Copy all lines below containing "getStorageSync".

========================================================================

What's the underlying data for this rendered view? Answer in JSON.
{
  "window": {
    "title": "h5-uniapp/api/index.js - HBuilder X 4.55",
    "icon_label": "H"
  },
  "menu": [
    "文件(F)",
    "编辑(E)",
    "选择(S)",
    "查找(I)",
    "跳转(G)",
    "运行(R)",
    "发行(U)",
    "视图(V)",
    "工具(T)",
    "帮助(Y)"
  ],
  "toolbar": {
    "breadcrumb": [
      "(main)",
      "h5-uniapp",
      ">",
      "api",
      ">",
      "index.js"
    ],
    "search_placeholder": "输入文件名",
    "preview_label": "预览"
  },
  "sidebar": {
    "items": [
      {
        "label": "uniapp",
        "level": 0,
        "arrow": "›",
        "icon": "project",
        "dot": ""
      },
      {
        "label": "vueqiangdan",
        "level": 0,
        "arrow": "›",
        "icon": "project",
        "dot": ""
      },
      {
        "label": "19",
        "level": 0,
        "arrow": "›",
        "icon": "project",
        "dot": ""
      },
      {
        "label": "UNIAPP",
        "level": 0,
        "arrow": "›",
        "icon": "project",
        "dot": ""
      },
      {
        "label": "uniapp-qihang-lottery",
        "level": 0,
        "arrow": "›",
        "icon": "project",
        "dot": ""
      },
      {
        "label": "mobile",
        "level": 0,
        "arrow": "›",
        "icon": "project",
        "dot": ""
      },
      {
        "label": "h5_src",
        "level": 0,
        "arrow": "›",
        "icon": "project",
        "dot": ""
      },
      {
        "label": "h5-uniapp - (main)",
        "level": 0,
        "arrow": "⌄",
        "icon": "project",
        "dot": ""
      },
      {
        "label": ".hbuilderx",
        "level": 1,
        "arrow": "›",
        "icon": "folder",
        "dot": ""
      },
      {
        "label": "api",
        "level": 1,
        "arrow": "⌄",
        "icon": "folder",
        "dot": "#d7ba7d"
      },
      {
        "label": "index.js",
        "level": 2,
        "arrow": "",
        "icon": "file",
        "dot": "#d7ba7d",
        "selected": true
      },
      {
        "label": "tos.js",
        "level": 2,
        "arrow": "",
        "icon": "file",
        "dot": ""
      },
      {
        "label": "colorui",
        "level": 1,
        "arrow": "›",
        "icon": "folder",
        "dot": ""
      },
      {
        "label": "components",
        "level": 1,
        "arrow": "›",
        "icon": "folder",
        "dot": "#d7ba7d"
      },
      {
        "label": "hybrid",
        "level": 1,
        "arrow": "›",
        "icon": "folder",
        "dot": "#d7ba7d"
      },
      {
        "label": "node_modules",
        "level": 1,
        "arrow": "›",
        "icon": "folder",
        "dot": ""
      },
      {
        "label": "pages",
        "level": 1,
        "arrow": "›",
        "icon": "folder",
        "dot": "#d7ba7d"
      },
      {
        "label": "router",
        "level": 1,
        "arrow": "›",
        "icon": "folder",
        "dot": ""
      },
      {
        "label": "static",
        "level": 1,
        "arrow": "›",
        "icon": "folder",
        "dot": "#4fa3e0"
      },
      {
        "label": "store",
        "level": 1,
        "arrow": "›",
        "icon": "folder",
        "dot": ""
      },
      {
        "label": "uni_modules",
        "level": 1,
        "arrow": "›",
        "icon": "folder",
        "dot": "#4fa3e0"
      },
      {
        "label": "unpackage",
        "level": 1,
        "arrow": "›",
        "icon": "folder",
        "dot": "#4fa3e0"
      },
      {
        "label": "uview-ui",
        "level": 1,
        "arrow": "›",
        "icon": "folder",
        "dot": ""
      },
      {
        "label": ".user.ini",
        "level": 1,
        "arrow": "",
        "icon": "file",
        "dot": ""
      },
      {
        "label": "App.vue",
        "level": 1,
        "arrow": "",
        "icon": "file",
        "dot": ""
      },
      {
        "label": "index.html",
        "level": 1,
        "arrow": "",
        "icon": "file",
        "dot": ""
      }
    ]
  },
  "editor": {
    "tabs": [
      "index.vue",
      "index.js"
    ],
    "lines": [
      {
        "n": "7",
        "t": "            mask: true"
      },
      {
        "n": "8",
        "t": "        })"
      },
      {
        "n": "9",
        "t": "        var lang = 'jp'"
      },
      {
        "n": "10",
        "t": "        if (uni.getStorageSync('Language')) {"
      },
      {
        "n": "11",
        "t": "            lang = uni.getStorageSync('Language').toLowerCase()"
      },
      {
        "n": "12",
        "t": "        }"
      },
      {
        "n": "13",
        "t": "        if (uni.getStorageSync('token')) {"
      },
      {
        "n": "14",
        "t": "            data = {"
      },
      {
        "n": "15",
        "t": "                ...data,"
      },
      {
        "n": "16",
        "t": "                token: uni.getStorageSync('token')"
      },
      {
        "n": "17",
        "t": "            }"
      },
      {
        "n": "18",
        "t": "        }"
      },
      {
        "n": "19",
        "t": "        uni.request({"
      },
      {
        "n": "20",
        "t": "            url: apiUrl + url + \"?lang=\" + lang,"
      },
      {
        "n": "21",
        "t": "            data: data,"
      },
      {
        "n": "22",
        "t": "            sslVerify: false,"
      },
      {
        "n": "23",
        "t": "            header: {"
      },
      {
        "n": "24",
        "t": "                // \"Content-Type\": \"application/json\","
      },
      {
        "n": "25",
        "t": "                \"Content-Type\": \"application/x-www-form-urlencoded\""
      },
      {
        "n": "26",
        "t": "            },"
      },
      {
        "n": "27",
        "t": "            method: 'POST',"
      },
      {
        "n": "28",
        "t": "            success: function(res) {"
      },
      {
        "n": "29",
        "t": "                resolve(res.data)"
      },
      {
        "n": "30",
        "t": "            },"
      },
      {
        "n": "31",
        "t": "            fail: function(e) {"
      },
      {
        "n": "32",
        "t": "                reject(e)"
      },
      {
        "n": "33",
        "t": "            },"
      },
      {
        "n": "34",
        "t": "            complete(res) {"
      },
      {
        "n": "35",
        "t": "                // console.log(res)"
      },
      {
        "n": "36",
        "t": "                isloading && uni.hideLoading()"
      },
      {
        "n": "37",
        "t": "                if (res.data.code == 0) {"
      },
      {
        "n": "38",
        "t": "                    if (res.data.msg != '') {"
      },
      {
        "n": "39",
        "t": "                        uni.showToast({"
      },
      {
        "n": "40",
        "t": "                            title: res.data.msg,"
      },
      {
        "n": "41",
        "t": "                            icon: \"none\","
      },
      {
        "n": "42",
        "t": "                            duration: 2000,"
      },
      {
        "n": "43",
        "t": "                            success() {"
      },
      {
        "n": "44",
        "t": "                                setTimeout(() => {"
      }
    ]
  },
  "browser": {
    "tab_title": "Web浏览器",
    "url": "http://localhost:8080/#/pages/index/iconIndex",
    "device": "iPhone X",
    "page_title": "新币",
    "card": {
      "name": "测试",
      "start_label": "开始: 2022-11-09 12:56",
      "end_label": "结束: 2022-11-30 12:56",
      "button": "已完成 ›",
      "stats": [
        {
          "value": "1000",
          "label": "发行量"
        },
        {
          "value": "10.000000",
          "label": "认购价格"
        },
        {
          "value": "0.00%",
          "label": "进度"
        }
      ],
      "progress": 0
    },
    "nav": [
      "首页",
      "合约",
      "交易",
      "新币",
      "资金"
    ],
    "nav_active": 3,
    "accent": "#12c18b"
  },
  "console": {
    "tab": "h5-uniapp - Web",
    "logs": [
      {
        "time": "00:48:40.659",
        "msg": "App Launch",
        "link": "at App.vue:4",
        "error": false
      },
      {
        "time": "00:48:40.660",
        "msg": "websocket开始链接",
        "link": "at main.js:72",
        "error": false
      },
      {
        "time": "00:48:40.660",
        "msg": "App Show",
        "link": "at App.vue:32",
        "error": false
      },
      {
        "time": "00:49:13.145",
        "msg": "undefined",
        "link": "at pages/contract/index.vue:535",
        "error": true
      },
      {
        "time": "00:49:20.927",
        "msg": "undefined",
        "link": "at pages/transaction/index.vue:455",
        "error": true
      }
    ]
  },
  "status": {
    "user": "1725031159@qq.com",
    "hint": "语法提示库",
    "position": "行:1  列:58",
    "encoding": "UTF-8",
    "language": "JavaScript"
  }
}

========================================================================

* _Solution to this exercise_:
        "t": "        if (uni.getStorageSync('Language')) {"
        "t": "            lang = uni.getStorageSync('Language').toLowerCase()"
        "t": "        if (uni.getStorageSync('token')) {"
        "t": "                token: uni.getStorageSync('token')"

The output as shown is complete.